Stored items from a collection
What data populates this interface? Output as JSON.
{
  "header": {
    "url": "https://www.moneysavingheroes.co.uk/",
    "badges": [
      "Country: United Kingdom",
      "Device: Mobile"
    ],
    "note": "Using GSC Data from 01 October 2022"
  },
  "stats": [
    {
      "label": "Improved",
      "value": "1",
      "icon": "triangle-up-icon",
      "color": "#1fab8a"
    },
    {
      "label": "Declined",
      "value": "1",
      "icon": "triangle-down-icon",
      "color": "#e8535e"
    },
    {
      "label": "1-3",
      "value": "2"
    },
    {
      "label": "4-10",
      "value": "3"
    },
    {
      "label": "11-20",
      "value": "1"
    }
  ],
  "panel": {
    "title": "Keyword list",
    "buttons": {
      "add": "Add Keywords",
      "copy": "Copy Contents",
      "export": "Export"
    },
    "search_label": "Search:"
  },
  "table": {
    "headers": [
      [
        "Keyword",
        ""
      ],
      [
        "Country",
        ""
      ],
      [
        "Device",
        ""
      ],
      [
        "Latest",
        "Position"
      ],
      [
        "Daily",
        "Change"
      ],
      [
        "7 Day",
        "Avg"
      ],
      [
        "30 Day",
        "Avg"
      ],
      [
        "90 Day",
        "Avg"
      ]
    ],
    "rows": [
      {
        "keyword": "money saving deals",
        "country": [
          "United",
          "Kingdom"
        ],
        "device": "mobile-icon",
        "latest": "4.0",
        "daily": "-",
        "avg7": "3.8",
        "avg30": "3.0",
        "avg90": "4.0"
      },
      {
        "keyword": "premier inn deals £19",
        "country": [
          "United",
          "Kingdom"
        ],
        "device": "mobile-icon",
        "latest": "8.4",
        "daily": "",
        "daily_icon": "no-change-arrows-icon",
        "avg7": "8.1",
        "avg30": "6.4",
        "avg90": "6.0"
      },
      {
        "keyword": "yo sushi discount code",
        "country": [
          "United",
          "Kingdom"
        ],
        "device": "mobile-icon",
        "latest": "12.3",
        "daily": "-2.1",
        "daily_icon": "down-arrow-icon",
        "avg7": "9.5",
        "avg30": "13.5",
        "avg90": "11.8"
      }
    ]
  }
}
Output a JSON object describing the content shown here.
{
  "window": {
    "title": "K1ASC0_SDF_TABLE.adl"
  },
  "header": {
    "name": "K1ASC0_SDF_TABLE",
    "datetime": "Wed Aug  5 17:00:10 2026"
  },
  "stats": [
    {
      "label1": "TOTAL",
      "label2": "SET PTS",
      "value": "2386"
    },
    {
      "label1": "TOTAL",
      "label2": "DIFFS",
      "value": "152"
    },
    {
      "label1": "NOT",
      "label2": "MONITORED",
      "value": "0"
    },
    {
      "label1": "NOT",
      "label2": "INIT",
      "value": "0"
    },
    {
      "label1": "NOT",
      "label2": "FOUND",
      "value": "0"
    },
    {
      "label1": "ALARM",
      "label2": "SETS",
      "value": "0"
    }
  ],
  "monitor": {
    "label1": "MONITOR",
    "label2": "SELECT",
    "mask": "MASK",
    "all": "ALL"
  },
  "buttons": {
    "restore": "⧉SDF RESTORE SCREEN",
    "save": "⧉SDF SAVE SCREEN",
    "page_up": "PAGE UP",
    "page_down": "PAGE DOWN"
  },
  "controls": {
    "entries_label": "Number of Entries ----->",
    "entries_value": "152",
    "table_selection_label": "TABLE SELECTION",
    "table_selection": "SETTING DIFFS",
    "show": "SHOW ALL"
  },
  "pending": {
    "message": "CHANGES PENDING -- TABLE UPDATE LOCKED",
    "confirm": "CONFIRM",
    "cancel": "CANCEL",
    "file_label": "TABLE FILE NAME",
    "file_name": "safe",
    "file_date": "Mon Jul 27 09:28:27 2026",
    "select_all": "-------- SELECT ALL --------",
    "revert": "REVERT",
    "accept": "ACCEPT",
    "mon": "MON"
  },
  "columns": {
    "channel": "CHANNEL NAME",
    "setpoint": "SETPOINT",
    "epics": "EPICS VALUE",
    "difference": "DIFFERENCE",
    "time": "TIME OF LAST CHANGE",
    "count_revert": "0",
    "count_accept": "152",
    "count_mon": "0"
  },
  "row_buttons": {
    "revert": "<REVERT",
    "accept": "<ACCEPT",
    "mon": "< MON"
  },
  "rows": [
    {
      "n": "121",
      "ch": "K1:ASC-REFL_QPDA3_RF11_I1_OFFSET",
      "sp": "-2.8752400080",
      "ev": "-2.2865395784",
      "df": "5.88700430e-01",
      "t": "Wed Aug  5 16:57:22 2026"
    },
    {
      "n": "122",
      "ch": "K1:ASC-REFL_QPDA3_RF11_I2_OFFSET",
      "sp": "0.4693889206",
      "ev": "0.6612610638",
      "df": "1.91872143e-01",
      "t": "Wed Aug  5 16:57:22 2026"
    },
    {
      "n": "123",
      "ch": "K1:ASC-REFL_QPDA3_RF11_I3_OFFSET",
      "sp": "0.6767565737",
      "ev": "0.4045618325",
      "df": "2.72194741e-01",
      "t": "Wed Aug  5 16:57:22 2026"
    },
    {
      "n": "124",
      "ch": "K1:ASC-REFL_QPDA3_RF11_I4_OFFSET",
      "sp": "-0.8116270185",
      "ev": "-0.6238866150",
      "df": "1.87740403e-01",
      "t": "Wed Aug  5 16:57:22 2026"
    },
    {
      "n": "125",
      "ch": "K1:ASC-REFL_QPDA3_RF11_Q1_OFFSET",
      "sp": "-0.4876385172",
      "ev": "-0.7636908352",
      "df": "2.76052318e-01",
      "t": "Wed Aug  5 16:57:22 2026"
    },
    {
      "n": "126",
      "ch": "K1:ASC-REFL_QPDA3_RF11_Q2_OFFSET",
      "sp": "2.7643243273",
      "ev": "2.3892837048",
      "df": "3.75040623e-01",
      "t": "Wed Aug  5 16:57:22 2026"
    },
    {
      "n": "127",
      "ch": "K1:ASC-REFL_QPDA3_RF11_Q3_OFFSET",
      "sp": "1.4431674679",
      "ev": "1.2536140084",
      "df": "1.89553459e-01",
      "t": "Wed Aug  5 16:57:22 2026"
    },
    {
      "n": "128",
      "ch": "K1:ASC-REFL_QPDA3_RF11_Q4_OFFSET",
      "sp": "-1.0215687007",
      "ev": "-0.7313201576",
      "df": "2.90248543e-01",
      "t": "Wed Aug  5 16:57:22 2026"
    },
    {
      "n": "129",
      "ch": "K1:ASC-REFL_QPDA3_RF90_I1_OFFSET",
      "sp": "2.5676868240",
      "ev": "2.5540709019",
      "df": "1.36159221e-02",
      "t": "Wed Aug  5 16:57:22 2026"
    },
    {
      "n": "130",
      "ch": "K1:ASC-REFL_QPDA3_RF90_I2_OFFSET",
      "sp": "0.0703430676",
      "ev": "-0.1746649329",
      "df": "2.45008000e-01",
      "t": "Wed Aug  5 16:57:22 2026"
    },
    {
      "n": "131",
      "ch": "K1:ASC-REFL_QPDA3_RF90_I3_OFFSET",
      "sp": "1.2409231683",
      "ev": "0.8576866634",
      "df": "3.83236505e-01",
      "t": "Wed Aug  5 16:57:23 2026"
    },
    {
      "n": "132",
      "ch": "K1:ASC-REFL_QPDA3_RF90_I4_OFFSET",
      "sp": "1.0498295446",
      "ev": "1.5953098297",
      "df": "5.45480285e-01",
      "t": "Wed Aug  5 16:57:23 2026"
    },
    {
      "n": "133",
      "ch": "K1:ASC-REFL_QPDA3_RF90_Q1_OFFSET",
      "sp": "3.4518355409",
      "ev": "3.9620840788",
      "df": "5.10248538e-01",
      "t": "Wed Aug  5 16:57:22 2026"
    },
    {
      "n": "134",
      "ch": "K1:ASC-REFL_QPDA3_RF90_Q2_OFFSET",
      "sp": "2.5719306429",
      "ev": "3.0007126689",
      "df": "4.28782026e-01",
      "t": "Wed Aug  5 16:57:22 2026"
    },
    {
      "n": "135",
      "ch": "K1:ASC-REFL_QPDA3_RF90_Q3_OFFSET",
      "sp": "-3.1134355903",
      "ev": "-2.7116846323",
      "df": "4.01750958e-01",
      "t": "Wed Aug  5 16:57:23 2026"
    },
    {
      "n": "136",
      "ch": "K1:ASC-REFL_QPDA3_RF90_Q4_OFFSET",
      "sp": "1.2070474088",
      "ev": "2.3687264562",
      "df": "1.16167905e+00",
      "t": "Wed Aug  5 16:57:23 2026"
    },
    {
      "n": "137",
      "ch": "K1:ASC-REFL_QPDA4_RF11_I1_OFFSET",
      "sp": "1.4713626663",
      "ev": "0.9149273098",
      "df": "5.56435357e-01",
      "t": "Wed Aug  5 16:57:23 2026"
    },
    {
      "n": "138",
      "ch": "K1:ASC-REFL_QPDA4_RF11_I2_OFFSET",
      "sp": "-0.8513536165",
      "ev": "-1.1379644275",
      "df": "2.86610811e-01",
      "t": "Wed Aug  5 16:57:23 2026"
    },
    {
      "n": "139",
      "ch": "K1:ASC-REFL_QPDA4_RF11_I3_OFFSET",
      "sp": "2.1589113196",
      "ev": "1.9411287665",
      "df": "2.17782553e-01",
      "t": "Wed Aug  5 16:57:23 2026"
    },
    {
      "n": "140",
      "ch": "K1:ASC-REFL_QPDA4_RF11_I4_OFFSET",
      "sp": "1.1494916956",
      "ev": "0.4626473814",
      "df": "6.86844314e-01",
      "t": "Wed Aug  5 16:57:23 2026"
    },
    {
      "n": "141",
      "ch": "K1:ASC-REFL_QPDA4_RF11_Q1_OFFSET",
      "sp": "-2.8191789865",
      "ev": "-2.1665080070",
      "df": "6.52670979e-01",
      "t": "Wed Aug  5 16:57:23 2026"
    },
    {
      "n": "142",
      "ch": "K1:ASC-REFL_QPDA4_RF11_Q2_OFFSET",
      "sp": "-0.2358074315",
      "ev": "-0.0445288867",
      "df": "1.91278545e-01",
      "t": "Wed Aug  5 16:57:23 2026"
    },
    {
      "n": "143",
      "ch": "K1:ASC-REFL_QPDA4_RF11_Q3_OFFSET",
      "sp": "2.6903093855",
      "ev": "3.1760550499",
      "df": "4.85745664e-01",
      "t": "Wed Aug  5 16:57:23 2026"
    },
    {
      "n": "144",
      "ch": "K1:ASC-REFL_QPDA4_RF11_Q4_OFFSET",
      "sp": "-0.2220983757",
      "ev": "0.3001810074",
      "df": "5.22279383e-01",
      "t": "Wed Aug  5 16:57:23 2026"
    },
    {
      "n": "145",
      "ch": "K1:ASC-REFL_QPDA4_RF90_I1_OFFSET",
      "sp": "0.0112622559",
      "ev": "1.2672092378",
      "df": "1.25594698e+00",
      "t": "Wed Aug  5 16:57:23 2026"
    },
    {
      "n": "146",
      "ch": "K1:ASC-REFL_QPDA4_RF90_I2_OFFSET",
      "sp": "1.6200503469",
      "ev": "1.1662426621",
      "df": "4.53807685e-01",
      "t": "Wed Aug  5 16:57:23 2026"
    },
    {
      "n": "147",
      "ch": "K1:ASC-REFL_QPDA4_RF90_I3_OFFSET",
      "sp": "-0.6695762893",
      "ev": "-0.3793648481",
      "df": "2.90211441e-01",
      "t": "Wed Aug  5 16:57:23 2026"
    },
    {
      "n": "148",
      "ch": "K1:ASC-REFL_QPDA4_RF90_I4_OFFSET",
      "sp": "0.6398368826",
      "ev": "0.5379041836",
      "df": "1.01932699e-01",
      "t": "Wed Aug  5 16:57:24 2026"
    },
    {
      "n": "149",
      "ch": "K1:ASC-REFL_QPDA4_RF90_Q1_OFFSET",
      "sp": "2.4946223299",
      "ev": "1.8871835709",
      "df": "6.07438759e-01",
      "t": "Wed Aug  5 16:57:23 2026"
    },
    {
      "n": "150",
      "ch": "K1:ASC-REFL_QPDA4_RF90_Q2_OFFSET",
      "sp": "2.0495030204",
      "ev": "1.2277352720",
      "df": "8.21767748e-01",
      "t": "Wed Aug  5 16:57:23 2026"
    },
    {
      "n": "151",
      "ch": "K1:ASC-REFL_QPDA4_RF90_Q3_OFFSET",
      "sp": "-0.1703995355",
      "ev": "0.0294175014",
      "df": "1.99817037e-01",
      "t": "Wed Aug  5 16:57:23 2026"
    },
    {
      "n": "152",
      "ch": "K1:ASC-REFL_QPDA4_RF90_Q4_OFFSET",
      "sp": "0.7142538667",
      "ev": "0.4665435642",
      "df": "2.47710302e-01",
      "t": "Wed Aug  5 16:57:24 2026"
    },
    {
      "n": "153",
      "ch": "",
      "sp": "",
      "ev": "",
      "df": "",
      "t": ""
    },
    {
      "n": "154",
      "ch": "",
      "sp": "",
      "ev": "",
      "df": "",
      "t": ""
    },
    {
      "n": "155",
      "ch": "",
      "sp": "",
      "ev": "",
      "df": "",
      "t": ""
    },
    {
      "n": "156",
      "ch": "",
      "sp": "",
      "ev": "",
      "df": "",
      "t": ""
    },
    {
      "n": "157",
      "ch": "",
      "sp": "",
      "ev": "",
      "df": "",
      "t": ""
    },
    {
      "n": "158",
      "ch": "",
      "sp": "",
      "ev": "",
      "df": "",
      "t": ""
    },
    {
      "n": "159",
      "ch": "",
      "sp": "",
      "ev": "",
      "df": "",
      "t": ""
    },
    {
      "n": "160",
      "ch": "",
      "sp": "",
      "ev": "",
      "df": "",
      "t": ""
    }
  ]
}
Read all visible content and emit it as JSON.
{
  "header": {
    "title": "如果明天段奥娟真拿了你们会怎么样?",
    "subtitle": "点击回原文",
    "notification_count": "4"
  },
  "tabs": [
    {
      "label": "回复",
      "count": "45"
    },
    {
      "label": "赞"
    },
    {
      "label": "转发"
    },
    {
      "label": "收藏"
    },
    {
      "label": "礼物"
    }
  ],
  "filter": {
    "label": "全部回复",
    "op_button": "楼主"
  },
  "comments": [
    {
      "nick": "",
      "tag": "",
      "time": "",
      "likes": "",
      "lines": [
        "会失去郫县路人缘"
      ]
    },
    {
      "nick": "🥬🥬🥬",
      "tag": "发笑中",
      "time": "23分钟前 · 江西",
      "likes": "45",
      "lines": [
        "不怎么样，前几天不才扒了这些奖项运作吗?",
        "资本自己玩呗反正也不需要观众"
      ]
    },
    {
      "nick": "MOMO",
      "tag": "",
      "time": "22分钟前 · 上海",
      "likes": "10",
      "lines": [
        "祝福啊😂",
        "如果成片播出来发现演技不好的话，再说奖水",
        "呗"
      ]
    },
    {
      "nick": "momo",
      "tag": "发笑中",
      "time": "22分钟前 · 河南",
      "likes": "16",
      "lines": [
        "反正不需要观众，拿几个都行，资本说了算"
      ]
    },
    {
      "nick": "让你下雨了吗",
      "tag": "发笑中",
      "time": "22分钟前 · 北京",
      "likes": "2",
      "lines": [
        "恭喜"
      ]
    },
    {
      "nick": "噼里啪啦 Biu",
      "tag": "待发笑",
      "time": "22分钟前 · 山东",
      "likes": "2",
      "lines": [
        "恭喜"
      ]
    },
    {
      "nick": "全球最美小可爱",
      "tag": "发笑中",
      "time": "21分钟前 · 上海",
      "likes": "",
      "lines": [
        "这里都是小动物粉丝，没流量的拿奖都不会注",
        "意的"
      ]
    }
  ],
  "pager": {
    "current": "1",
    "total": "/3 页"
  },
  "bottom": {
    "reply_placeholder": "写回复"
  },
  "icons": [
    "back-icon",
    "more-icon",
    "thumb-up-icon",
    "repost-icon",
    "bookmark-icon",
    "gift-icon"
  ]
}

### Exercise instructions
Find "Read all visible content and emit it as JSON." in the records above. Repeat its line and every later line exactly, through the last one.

### Solution to the exercise
Read all visible content and emit it as JSON.
{
  "header": {
    "title": "如果明天段奥娟真拿了你们会怎么样?",
    "subtitle": "点击回原文",
    "notification_count": "4"
  },
  "tabs": [
    {
      "label": "回复",
      "count": "45"
    },
    {
      "label": "赞"
    },
    {
      "label": "转发"
    },
    {
      "label": "收藏"
    },
    {
      "label": "礼物"
    }
  ],
  "filter": {
    "label": "全部回复",
    "op_button": "楼主"
  },
  "comments": [
    {
      "nick": "",
      "tag": "",
      "time": "",
      "likes": "",
      "lines": [
        "会失去郫县路人缘"
      ]
    },
    {
      "nick": "🥬🥬🥬",
      "tag": "发笑中",
      "time": "23分钟前 · 江西",
      "likes": "45",
      "lines": [
        "不怎么样，前几天不才扒了这些奖项运作吗?",
        "资本自己玩呗反正也不需要观众"
      ]
    },
    {
      "nick": "MOMO",
      "tag": "",
      "time": "22分钟前 · 上海",
      "likes": "10",
      "lines": [
        "祝福啊😂",
        "如果成片播出来发现演技不好的话，再说奖水",
        "呗"
      ]
    },
    {
      "nick": "momo",
      "tag": "发笑中",
      "time": "22分钟前 · 河南",
      "likes": "16",
      "lines": [
        "反正不需要观众，拿几个都行，资本说了算"
      ]
    },
    {
      "nick": "让你下雨了吗",
      "tag": "发笑中",
      "time": "22分钟前 · 北京",
      "likes": "2",
      "lines": [
        "恭喜"
      ]
    },
    {
      "nick": "噼里啪啦 Biu",
      "tag": "待发笑",
      "time": "22分钟前 · 山东",
      "likes": "2",
      "lines": [
        "恭喜"
      ]
    },
    {
      "nick": "全球最美小可爱",
      "tag": "发笑中",
      "time": "21分钟前 · 上海",
      "likes": "",
      "lines": [
        "这里都是小动物粉丝，没流量的拿奖都不会注",
        "意的"
      ]
    }
  ],
  "pager": {
    "current": "1",
    "total": "/3 页"
  },
  "bottom": {
    "reply_placeholder": "写回复"
  },
  "icons": [
    "back-icon",
    "more-icon",
    "thumb-up-icon",
    "repost-icon",
    "bookmark-icon",
    "gift-icon"
  ]
}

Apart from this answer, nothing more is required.